* Exercise goal *
Would you give the number of lines in the entries that contain the word "title"? Nothing else is needed.

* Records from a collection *
####################

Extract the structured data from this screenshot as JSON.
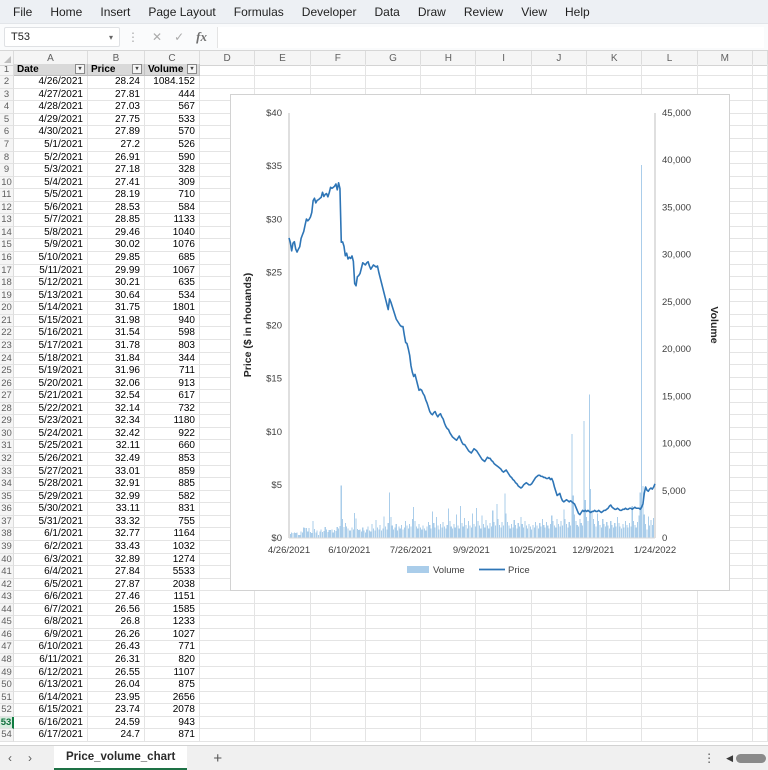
{
  "menu": {
    "items": [
      "File",
      "Home",
      "Insert",
      "Page Layout",
      "Formulas",
      "Developer",
      "Data",
      "Draw",
      "Review",
      "View",
      "Help"
    ]
  },
  "formula_bar": {
    "name_box": "T53",
    "formula": "",
    "icons": [
      "cancel-x",
      "confirm-check",
      "fx"
    ]
  },
  "grid": {
    "column_letters": [
      "A",
      "B",
      "C",
      "D",
      "E",
      "F",
      "G",
      "H",
      "I",
      "J",
      "K",
      "L",
      "M"
    ],
    "header_row": {
      "row_number": "1",
      "date": "Date",
      "price": "Price",
      "volume": "Volume"
    },
    "active_row_header": 53,
    "rows": [
      [
        "4/26/2021",
        "28.24",
        "1084.152"
      ],
      [
        "4/27/2021",
        "27.81",
        "444"
      ],
      [
        "4/28/2021",
        "27.03",
        "567"
      ],
      [
        "4/29/2021",
        "27.75",
        "533"
      ],
      [
        "4/30/2021",
        "27.89",
        "570"
      ],
      [
        "5/1/2021",
        "27.2",
        "526"
      ],
      [
        "5/2/2021",
        "26.91",
        "590"
      ],
      [
        "5/3/2021",
        "27.18",
        "328"
      ],
      [
        "5/4/2021",
        "27.41",
        "309"
      ],
      [
        "5/5/2021",
        "28.19",
        "710"
      ],
      [
        "5/6/2021",
        "28.53",
        "584"
      ],
      [
        "5/7/2021",
        "28.85",
        "1133"
      ],
      [
        "5/8/2021",
        "29.46",
        "1040"
      ],
      [
        "5/9/2021",
        "30.02",
        "1076"
      ],
      [
        "5/10/2021",
        "29.85",
        "685"
      ],
      [
        "5/11/2021",
        "29.99",
        "1067"
      ],
      [
        "5/12/2021",
        "30.21",
        "635"
      ],
      [
        "5/13/2021",
        "30.64",
        "534"
      ],
      [
        "5/14/2021",
        "31.75",
        "1801"
      ],
      [
        "5/15/2021",
        "31.98",
        "940"
      ],
      [
        "5/16/2021",
        "31.54",
        "598"
      ],
      [
        "5/17/2021",
        "31.78",
        "803"
      ],
      [
        "5/18/2021",
        "31.84",
        "344"
      ],
      [
        "5/19/2021",
        "31.96",
        "711"
      ],
      [
        "5/20/2021",
        "32.06",
        "913"
      ],
      [
        "5/21/2021",
        "32.54",
        "617"
      ],
      [
        "5/22/2021",
        "32.14",
        "732"
      ],
      [
        "5/23/2021",
        "32.34",
        "1180"
      ],
      [
        "5/24/2021",
        "32.42",
        "922"
      ],
      [
        "5/25/2021",
        "32.11",
        "660"
      ],
      [
        "5/26/2021",
        "32.49",
        "853"
      ],
      [
        "5/27/2021",
        "33.01",
        "859"
      ],
      [
        "5/28/2021",
        "32.91",
        "885"
      ],
      [
        "5/29/2021",
        "32.99",
        "582"
      ],
      [
        "5/30/2021",
        "33.11",
        "831"
      ],
      [
        "5/31/2021",
        "33.32",
        "755"
      ],
      [
        "6/1/2021",
        "32.77",
        "1164"
      ],
      [
        "6/2/2021",
        "33.43",
        "1032"
      ],
      [
        "6/3/2021",
        "32.89",
        "1274"
      ],
      [
        "6/4/2021",
        "27.84",
        "5533"
      ],
      [
        "6/5/2021",
        "27.87",
        "2038"
      ],
      [
        "6/6/2021",
        "27.46",
        "1151"
      ],
      [
        "6/7/2021",
        "26.56",
        "1585"
      ],
      [
        "6/8/2021",
        "26.8",
        "1233"
      ],
      [
        "6/9/2021",
        "26.26",
        "1027"
      ],
      [
        "6/10/2021",
        "26.43",
        "771"
      ],
      [
        "6/11/2021",
        "26.31",
        "820"
      ],
      [
        "6/12/2021",
        "26.55",
        "1107"
      ],
      [
        "6/13/2021",
        "26.04",
        "875"
      ],
      [
        "6/14/2021",
        "23.95",
        "2656"
      ],
      [
        "6/15/2021",
        "23.74",
        "2078"
      ],
      [
        "6/16/2021",
        "24.59",
        "943"
      ],
      [
        "6/17/2021",
        "24.7",
        "871"
      ]
    ]
  },
  "sheet_tabs": {
    "active": "Price_volume_chart",
    "add_label": "+"
  },
  "chart_data": {
    "type": "combo",
    "x_start_date": "4/26/2021",
    "x_end_date": "1/24/2022",
    "x_ticks": [
      {
        "d": 0,
        "label": "4/26/2021"
      },
      {
        "d": 45,
        "label": "6/10/2021"
      },
      {
        "d": 91,
        "label": "7/26/2021"
      },
      {
        "d": 136,
        "label": "9/9/2021"
      },
      {
        "d": 182,
        "label": "10/25/2021"
      },
      {
        "d": 227,
        "label": "12/9/2021"
      },
      {
        "d": 273,
        "label": "1/24/2022"
      }
    ],
    "left_axis": {
      "title": "Price ($ in rhouands)",
      "min": 0,
      "max": 40,
      "step": 5,
      "tick_labels": [
        "$0",
        "$5",
        "$10",
        "$15",
        "$20",
        "$25",
        "$30",
        "$35",
        "$40"
      ]
    },
    "right_axis": {
      "title": "Volume",
      "min": 0,
      "max": 45000,
      "step": 5000,
      "tick_labels": [
        "0",
        "5,000",
        "10,000",
        "15,000",
        "20,000",
        "25,000",
        "30,000",
        "35,000",
        "40,000",
        "45,000"
      ]
    },
    "legend": {
      "position": "bottom",
      "entries": [
        "Volume",
        "Price"
      ]
    },
    "grid": "off",
    "series": [
      {
        "name": "Volume",
        "type": "bar",
        "axis": "right",
        "color": "#aacdea",
        "values": [
          1084,
          444,
          567,
          533,
          570,
          526,
          590,
          328,
          309,
          710,
          584,
          1133,
          1040,
          1076,
          685,
          1067,
          635,
          534,
          1801,
          940,
          598,
          803,
          344,
          711,
          913,
          617,
          732,
          1180,
          922,
          660,
          853,
          859,
          885,
          582,
          831,
          755,
          1164,
          1032,
          1274,
          5533,
          2038,
          1151,
          1585,
          1233,
          1027,
          771,
          820,
          1107,
          875,
          2656,
          2078,
          943,
          871,
          900,
          700,
          1100,
          800,
          600,
          900,
          1200,
          800,
          700,
          1500,
          1000,
          800,
          1900,
          1100,
          900,
          1400,
          800,
          1000,
          2300,
          1200,
          900,
          1600,
          4800,
          2200,
          1300,
          900,
          1100,
          1500,
          800,
          1200,
          1000,
          1400,
          900,
          1100,
          1800,
          1300,
          1000,
          1500,
          1200,
          2000,
          3300,
          1800,
          1200,
          1000,
          1500,
          1100,
          900,
          1300,
          1000,
          800,
          1200,
          1700,
          1400,
          1000,
          2800,
          1600,
          1100,
          2200,
          1300,
          900,
          1500,
          1100,
          1700,
          1200,
          1000,
          1400,
          3100,
          1800,
          1200,
          1000,
          1500,
          1100,
          2500,
          1300,
          1000,
          3400,
          1600,
          1200,
          2100,
          1400,
          1000,
          1800,
          1300,
          1100,
          2600,
          1500,
          1200,
          3200,
          1800,
          1300,
          1000,
          2400,
          1500,
          1100,
          1900,
          1300,
          1000,
          1600,
          1200,
          2900,
          1700,
          1300,
          3600,
          2000,
          1400,
          1100,
          1700,
          1300,
          4700,
          2600,
          1700,
          1300,
          1000,
          1500,
          1100,
          1900,
          1400,
          1000,
          1600,
          1200,
          2200,
          1500,
          1100,
          1800,
          1300,
          1000,
          1500,
          1200,
          900,
          1400,
          1100,
          1700,
          1300,
          1000,
          1600,
          1200,
          2000,
          1400,
          1100,
          1700,
          1300,
          1000,
          1500,
          2400,
          1800,
          1300,
          1100,
          2000,
          1500,
          1200,
          1800,
          1300,
          3000,
          2000,
          1500,
          1100,
          1700,
          1300,
          11000,
          4500,
          2500,
          1800,
          1400,
          1200,
          2000,
          1600,
          1300,
          12400,
          4000,
          2200,
          1800,
          15200,
          5200,
          2800,
          2000,
          1500,
          1200,
          2600,
          1800,
          1400,
          1100,
          2000,
          1500,
          1200,
          1700,
          1300,
          1000,
          1800,
          1400,
          1100,
          1600,
          1200,
          2200,
          1600,
          1200,
          1000,
          1500,
          1100,
          1800,
          1400,
          1100,
          1600,
          1200,
          3400,
          1800,
          1400,
          1100,
          1700,
          2400,
          4800,
          39500,
          5500,
          2500,
          1500,
          900,
          2300,
          1300,
          1900,
          1400,
          2100,
          1800
        ]
      },
      {
        "name": "Price",
        "type": "line",
        "axis": "left",
        "color": "#2e75b6",
        "values": [
          28.24,
          27.81,
          27.03,
          27.75,
          27.89,
          27.2,
          26.91,
          27.18,
          27.41,
          28.19,
          28.53,
          28.85,
          29.46,
          30.02,
          29.85,
          29.99,
          30.21,
          30.64,
          31.75,
          31.98,
          31.54,
          31.78,
          31.84,
          31.96,
          32.06,
          32.54,
          32.14,
          32.34,
          32.42,
          32.11,
          32.49,
          33.01,
          32.91,
          32.99,
          33.11,
          33.32,
          32.77,
          33.43,
          32.89,
          27.84,
          27.87,
          27.46,
          26.56,
          26.8,
          26.26,
          26.43,
          26.31,
          26.55,
          26.04,
          23.95,
          23.74,
          24.59,
          24.7,
          24.9,
          25.4,
          25.9,
          25.8,
          25.7,
          25.9,
          26.0,
          25.6,
          25.3,
          25.5,
          25.7,
          25.6,
          25.5,
          25.6,
          25.0,
          24.5,
          24.0,
          23.5,
          23.0,
          22.5,
          22.0,
          21.5,
          22.5,
          22.2,
          21.8,
          21.4,
          21.0,
          20.6,
          20.4,
          20.2,
          20.0,
          19.9,
          19.9,
          19.1,
          18.4,
          18.3,
          17.8,
          17.2,
          16.2,
          15.6,
          15.2,
          15.4,
          14.9,
          14.4,
          13.9,
          14.0,
          13.9,
          13.6,
          13.4,
          13.0,
          12.7,
          12.3,
          11.9,
          11.7,
          11.6,
          11.8,
          11.9,
          11.6,
          11.4,
          11.6,
          11.7,
          11.4,
          11.2,
          10.8,
          10.5,
          10.3,
          10.2,
          9.9,
          9.7,
          9.5,
          9.4,
          9.3,
          9.2,
          9.4,
          9.6,
          9.3,
          9.0,
          8.8,
          8.8,
          8.6,
          8.4,
          8.2,
          8.1,
          8.0,
          8.2,
          8.4,
          8.3,
          8.2,
          8.0,
          7.8,
          7.6,
          7.4,
          7.3,
          7.2,
          7.4,
          7.6,
          7.5,
          7.5,
          7.3,
          7.2,
          7.0,
          6.9,
          6.8,
          6.7,
          6.6,
          6.5,
          6.3,
          6.2,
          6.3,
          6.4,
          6.2,
          6.0,
          5.8,
          5.7,
          5.5,
          5.4,
          5.2,
          5.1,
          4.9,
          4.8,
          4.7,
          4.8,
          5.0,
          5.1,
          5.2,
          5.1,
          5.0,
          5.0,
          5.1,
          5.3,
          5.5,
          5.7,
          5.8,
          5.9,
          5.9,
          5.8,
          5.8,
          5.7,
          5.7,
          5.6,
          5.6,
          5.7,
          5.5,
          5.6,
          5.3,
          4.8,
          4.4,
          4.0,
          4.1,
          4.2,
          3.8,
          3.5,
          3.4,
          3.5,
          3.6,
          3.5,
          3.4,
          3.5,
          3.4,
          3.3,
          3.2,
          2.9,
          2.6,
          2.3,
          2.2,
          2.4,
          2.6,
          2.5,
          2.6,
          2.5,
          2.6,
          2.5,
          2.4,
          2.5,
          2.5,
          2.6,
          2.5,
          2.5,
          2.6,
          2.5,
          2.4,
          2.5,
          2.6,
          2.6,
          2.7,
          2.8,
          3.0,
          3.1,
          2.9,
          2.8,
          2.7,
          2.7,
          2.8,
          2.7,
          2.6,
          2.6,
          2.7,
          2.7,
          2.8,
          2.7,
          2.7,
          2.8,
          2.8,
          2.7,
          2.8,
          2.9,
          2.8,
          2.8,
          2.8,
          2.7,
          2.9,
          3.2,
          4.2,
          4.8,
          4.5,
          4.4,
          4.6,
          4.7,
          4.6,
          4.8,
          5.1
        ]
      }
    ]
  },
  "colors": {
    "excel_green": "#1e7145",
    "bar_fill": "#aacdea",
    "line_stroke": "#2e75b6"
  }
}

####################

* Result of this task *
2